## Work task
Return only those lines of the material that contain "time".

## Data supplied
>>>>

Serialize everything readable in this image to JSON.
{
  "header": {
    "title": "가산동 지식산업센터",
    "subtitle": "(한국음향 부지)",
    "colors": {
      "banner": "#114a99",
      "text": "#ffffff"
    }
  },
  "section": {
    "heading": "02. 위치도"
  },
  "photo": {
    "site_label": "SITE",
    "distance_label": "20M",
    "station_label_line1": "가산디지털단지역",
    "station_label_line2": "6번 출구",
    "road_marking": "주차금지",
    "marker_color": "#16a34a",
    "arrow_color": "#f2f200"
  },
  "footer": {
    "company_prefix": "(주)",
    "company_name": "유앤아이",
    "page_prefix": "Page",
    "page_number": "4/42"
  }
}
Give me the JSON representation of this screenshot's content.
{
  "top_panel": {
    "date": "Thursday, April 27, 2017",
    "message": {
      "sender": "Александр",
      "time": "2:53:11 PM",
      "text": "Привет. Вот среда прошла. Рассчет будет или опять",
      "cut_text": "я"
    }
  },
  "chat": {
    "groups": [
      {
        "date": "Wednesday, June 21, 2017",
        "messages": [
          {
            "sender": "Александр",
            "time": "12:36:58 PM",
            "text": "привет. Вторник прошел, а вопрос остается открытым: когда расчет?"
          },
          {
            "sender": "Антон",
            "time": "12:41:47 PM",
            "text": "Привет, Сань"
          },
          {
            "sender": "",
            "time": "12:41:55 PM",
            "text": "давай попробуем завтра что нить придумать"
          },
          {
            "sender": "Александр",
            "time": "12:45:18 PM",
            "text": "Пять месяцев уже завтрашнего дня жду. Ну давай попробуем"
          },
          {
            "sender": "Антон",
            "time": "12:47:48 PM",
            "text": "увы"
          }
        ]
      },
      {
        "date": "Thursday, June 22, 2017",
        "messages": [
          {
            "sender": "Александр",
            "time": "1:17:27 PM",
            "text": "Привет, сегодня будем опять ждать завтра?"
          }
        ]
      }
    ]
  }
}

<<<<

## The completed task
      "time": "2:53:11 PM",
            "time": "12:36:58 PM",
            "time": "12:41:47 PM",
            "time": "12:41:55 PM",
            "time": "12:45:18 PM",
            "time": "12:47:48 PM",
            "time": "1:17:27 PM",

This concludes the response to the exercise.